Available data =
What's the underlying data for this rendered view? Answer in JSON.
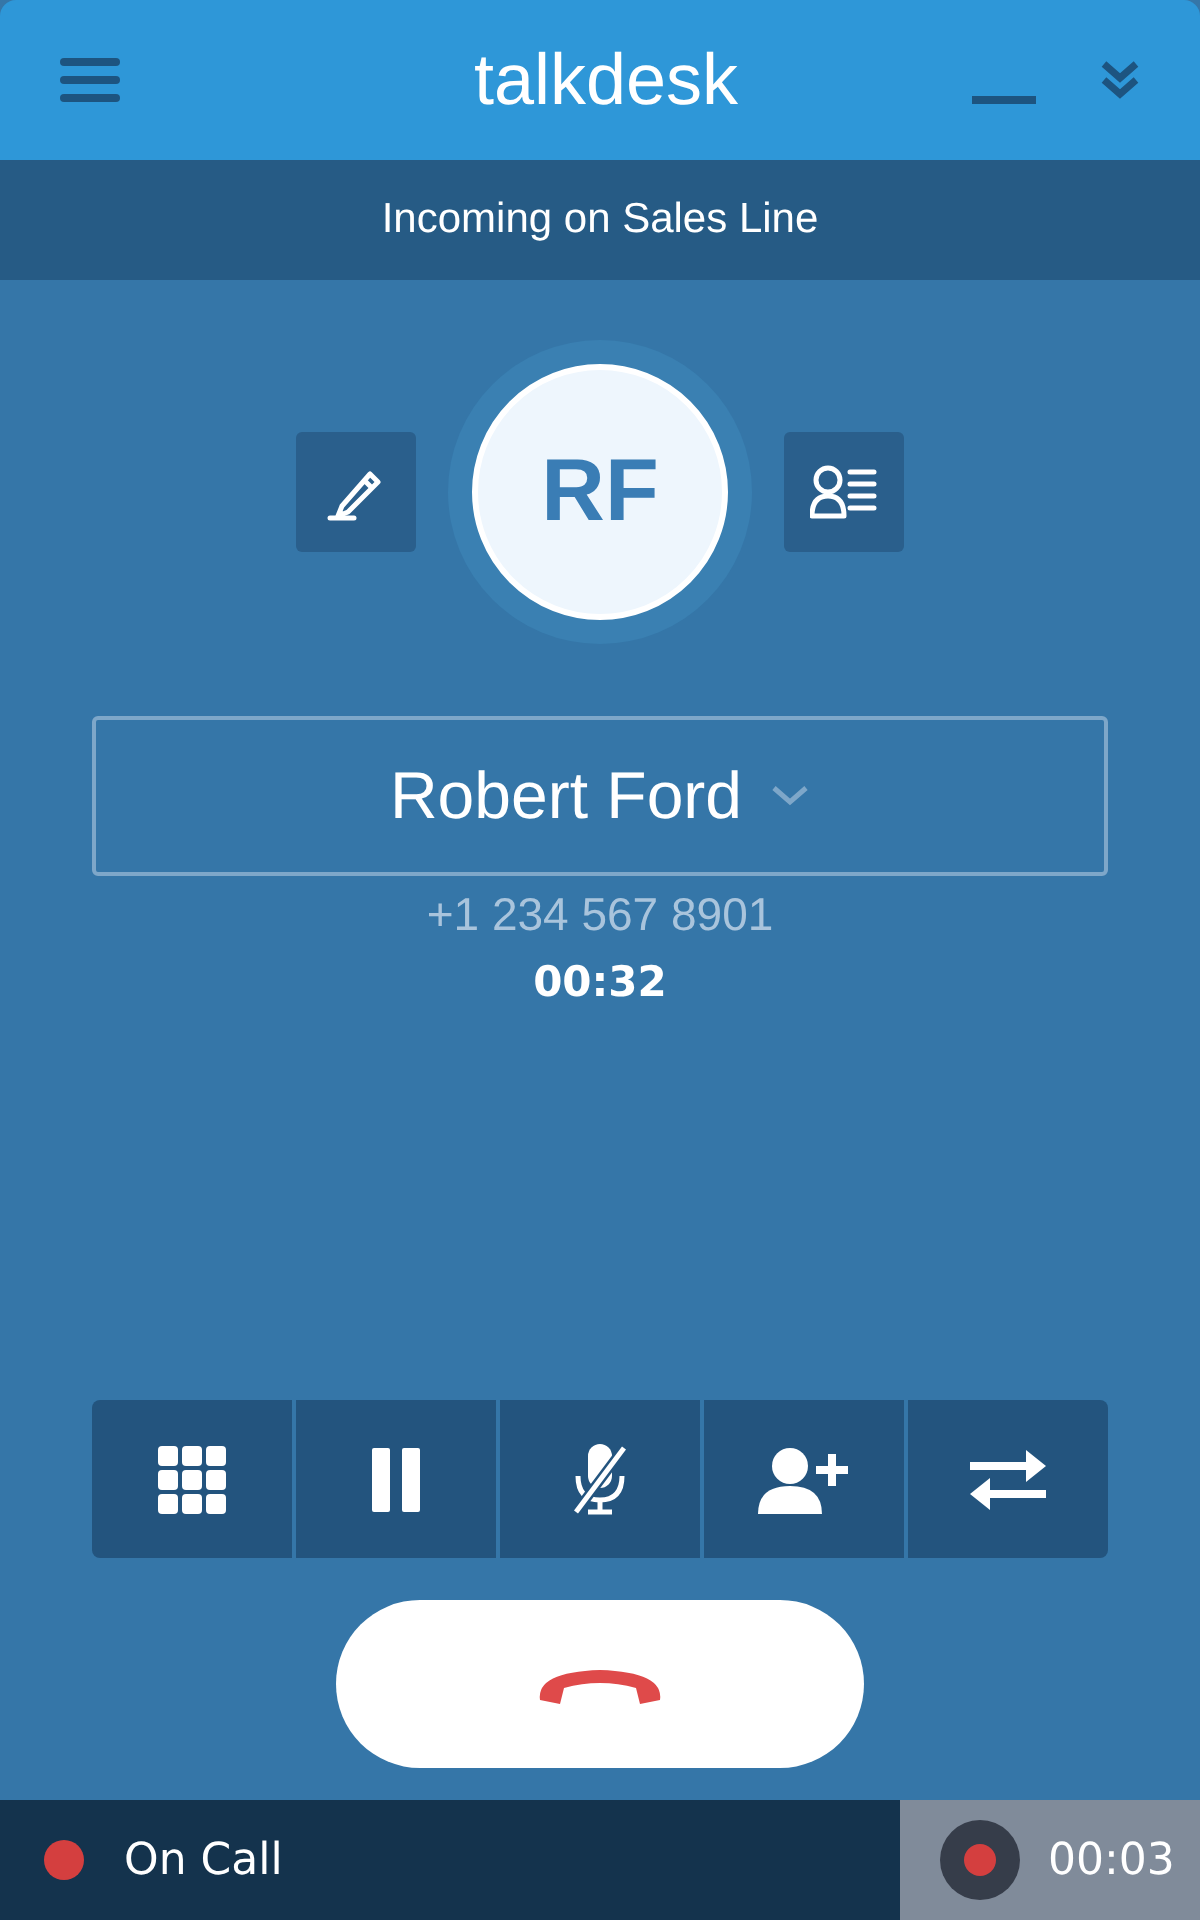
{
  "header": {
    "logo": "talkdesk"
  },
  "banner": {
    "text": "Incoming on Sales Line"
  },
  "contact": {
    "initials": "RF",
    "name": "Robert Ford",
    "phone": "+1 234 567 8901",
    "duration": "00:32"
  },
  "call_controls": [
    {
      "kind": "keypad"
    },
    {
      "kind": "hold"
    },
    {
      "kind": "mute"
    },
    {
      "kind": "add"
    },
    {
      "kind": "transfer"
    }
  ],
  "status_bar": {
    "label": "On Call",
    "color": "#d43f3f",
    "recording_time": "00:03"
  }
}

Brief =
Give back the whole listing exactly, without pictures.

Solution for this problem =
What's the underlying data for this rendered view? Answer in JSON.
{
  "header": {
    "logo": "talkdesk"
  },
  "banner": {
    "text": "Incoming on Sales Line"
  },
  "contact": {
    "initials": "RF",
    "name": "Robert Ford",
    "phone": "+1 234 567 8901",
    "duration": "00:32"
  },
  "call_controls": [
    {
      "kind": "keypad"
    },
    {
      "kind": "hold"
    },
    {
      "kind": "mute"
    },
    {
      "kind": "add"
    },
    {
      "kind": "transfer"
    }
  ],
  "status_bar": {
    "label": "On Call",
    "color": "#d43f3f",
    "recording_time": "00:03"
  }
}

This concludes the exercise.